• **YOUR TASK**:
For the listing below, state how many lines include "limit". The number alone is the answer.

(Beginning of TASK MATERIAL)

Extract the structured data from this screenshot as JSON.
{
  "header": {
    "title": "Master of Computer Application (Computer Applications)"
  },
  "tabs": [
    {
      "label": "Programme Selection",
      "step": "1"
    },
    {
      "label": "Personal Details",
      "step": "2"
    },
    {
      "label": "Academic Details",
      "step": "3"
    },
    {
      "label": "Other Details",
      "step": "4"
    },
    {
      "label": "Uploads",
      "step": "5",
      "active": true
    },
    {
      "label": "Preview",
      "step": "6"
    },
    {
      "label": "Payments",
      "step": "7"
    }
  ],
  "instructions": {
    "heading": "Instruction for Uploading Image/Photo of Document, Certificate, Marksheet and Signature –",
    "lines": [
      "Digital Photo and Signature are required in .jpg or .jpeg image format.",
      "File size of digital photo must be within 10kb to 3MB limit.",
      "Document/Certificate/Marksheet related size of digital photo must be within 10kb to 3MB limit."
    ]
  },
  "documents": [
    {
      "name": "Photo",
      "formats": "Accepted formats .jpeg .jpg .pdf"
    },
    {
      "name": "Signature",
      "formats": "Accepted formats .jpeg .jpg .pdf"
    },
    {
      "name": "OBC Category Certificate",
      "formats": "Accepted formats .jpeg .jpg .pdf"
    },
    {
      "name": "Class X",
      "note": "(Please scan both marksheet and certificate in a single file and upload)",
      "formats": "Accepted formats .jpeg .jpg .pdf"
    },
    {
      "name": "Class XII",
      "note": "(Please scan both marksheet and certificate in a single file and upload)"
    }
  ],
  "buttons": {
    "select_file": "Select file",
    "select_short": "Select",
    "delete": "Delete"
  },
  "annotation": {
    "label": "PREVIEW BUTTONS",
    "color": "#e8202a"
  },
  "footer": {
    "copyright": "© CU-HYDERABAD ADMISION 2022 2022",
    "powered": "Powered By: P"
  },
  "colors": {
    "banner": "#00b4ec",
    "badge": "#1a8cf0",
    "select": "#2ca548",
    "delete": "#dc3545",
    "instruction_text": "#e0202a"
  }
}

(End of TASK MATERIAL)

• **SOLVED EXERCISE**:
2